What sparks my interest in this whole thing is Traci’s great post from last week and, serendipitously, a visit from a dear friend. I’ll call her Suzie.

She’d just been to visit her niece―let’s call her Kelsey. Kelsey is in her mid-20’s and lives with her fiancé who’s in his late 30’s. Things sound bleak. Kelsey slapped her boyfriend on the butt and he “spanked” her in retaliation leaving bruises and mass confusion. Another time he choked her when they were arguing. Kelsey was asking Aunt Suzie if she should stick with the plan to get married.

Um ….. NO!

Even if Aunt Suzie can’t persuade Kelsey to call off the wedding, they have got to have a heart to heart about the pregnancies. Kelsey has been pregnant twice―neither one intended (at least on her part). She miscarried the first, and terminated the second. It sounds like it’s time for some Aunty-strength advice about getting stealth birth control.

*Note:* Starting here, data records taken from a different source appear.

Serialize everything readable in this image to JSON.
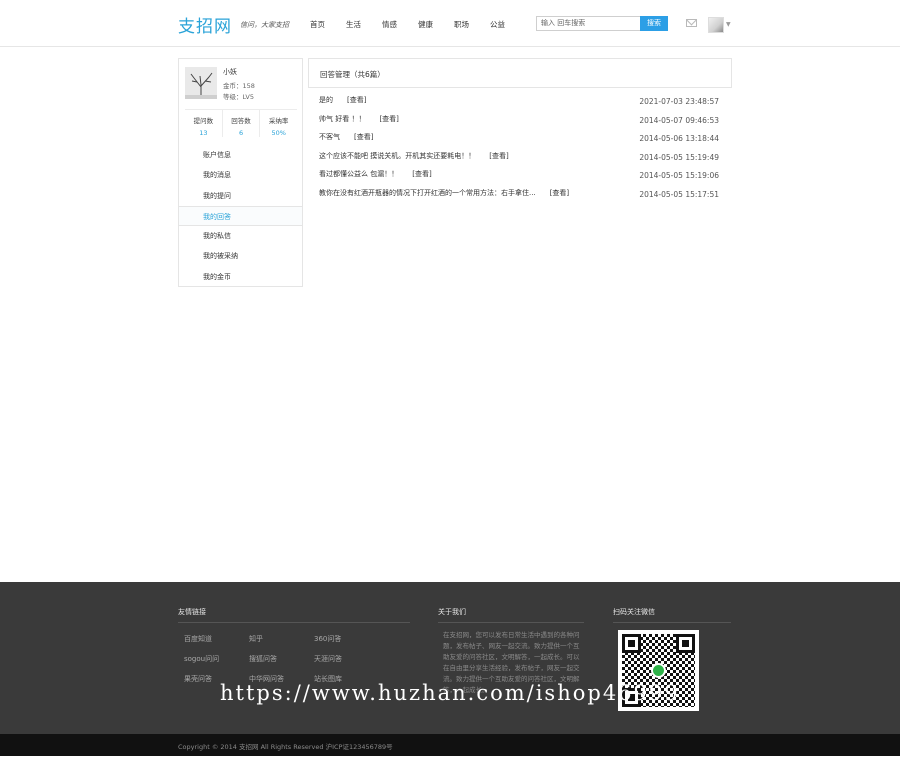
{
  "header": {
    "logo": "支招网",
    "slogan": "信问，大家支招",
    "nav": [
      "首页",
      "生活",
      "情感",
      "健康",
      "职场",
      "公益"
    ],
    "search": {
      "placeholder": "输入 回车搜索",
      "button": "搜索"
    }
  },
  "sidebar": {
    "name": "小妖",
    "coins": "金币：158",
    "level": "等级：LV5",
    "stats": [
      {
        "label": "提问数",
        "value": "13"
      },
      {
        "label": "回答数",
        "value": "6"
      },
      {
        "label": "采纳率",
        "value": "50%"
      }
    ],
    "menu": [
      "账户信息",
      "我的消息",
      "我的提问",
      "我的回答",
      "我的私信",
      "我的被采纳",
      "我的金币"
    ],
    "active_index": 3
  },
  "main": {
    "title": "回答管理（共6篇）",
    "view_label": "[查看]",
    "answers": [
      {
        "text": "是的",
        "time": "2021-07-03 23:48:57"
      },
      {
        "text": "帅气 好看 ！！",
        "time": "2014-05-07 09:46:53"
      },
      {
        "text": "不客气",
        "time": "2014-05-06 13:18:44"
      },
      {
        "text": "这个应该不能吧 摸说关机。开机其实还要耗电！！",
        "time": "2014-05-05 15:19:49"
      },
      {
        "text": "看过都懂公益么 包漏！！",
        "time": "2014-05-05 15:19:06"
      },
      {
        "text": "教你在没有红酒开瓶器的情况下打开红酒的一个常用方法：右手拿住...",
        "time": "2014-05-05 15:17:51"
      }
    ]
  },
  "footer": {
    "links_title": "友情链接",
    "links": [
      "百度知道",
      "知乎",
      "360问答",
      "sogou问问",
      "搜狐问答",
      "天涯问答",
      "果壳问答",
      "中华网问答",
      "站长图库"
    ],
    "about_title": "关于我们",
    "about_text": "在支招网，您可以发布日常生活中遇到的各种问题，发布帖子、网友一起交流。致力提供一个互助友爱的问答社区，文明解答，一起成长。可以在自由里分享生活经验，发布帖子，网友一起交流。致力提供一个互助友爱的问答社区，文明解答，一起成长。",
    "qr_title": "扫码关注微信",
    "watermark": "https://www.huzhan.com/ishop46999",
    "copyright": "Copyright © 2014 支招网 All Rights Reserved 沪ICP证123456789号"
  }
}
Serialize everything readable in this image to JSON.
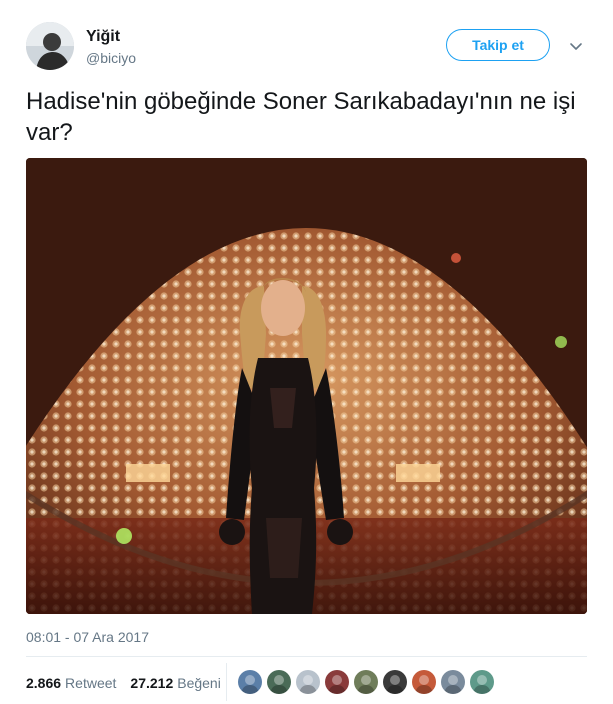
{
  "author": {
    "display_name": "Yiğit",
    "username": "@biciyo"
  },
  "follow_button": {
    "label": "Takip et",
    "color": "#1da1f2"
  },
  "tweet": {
    "text": "Hadise'nin göbeğinde Soner Sarıkabadayı'nın ne işi var?"
  },
  "meta": {
    "timestamp": "08:01 - 07 Ara 2017"
  },
  "stats": {
    "retweets_count": "2.866",
    "retweets_label": "Retweet",
    "likes_count": "27.212",
    "likes_label": "Beğeni"
  },
  "likers": [
    {
      "color": "#5b7fa8"
    },
    {
      "color": "#4a6b57"
    },
    {
      "color": "#b8c2cc"
    },
    {
      "color": "#8a3b3b"
    },
    {
      "color": "#6f7d5a"
    },
    {
      "color": "#3a3a3a"
    },
    {
      "color": "#c55a3a"
    },
    {
      "color": "#7a8b9c"
    },
    {
      "color": "#5e9a8a"
    }
  ],
  "icons": {
    "caret": "chevron-down-icon",
    "avatar": "user-avatar"
  }
}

There are countless private battles going on behind closed doors where women are fighting for their sexual health and reproductive autonomy. But each battle is part of the larger war on women’s sexuality, family planning, and access to contraceptives. At least we’ve had one win: the Obama administration just decided to require health insurance companies to cover birth control.

But WE have a lot more work to do. Luckily, the accident of my birth has me here now doing just that.

My choice? Healthy families.

I don’t think I can read one more article about how Planned Parenthood is being defunded. So I’m writing about it instead. (Don’t test the logic of a woman seven months pregnant!) It seems that there are a few misconceptions out there about what Planned Parenthood spends most of their time doing (hint—it’s not abortions). 

This makes my heart heavy. I personally owe my ability to plan for my family to Planned Parenthood. And they’ve been vital to many women’s ability to stay healthy.

What does this have to do with violence in relationships? A lot. Many abusers sabotage birth control or make the consequences of not having sex too scary. This limits a woman’s choices around getting pregnant and increases her risk of sexually transmitted infections. Basically, this kind of abuse can affect a woman’s plan for her life and overall health.

For a lot of uninsured folks, Planned Parenthood is one of the only times they see a medical professional. I’m not an expert on how Planned Parenthood screens for abuse, but I have been to clinics in Georgia, North Carolina, New York, and Washington State, and can say that there was information in all those clinics about local domestic violence programs. I fear that the defunding of Planned Parenthood will mean one less place a survivor of abuse might get help.

Aunty-strength advice

It was 97 degrees in Baltimore last week. I was sweating my guts out watching all the beloved high-school graduates tripping down and then back up the aisle. In between, a tad more than too many people gave advice:

It’s okay to fail; explore a variety of career options; and, your parents have never been prouder so now would be a good time to ask for money.

It was lovely and despite the heat, a great joy to see my niece get her diploma.

Days later, I woke up thinking “oh man, they forgot some of the most important advice.” Aunty-strength advice.

Honey, sit down so I can tell you a few things.

First of all, sex is supposed to be fun*. If it’s not, that’s not good sex. If you find yourself needing to get drunk to have sex, then you are missing out. And Jello shots? A really bad idea—here’s why.

When you go to parties, go with your friends and watch out for each other. If you see a guy friend dragging a girl off drunk, yell at him to knock it off. Or just grab her and get her out of there. Ask your friends to do the same for you.

And lastly, are you on birth control? No? Honey, do you think you want to have kids? Is now a good time to do that? Have a baby when you want to have a baby. And trust your gut. If a guy gives you even a little tiny uh-oh, tell him he has to go talk to your aunty.

Aunties everywhere. Figure out what you want to say and speak up! This is what we are for. Believe me, our nieces and nephews want realistic advice and need someone to talk to.

How about it?

*this website appears with a scary warning you have to click past. Fear not, this is a super thoughtful and well written blog.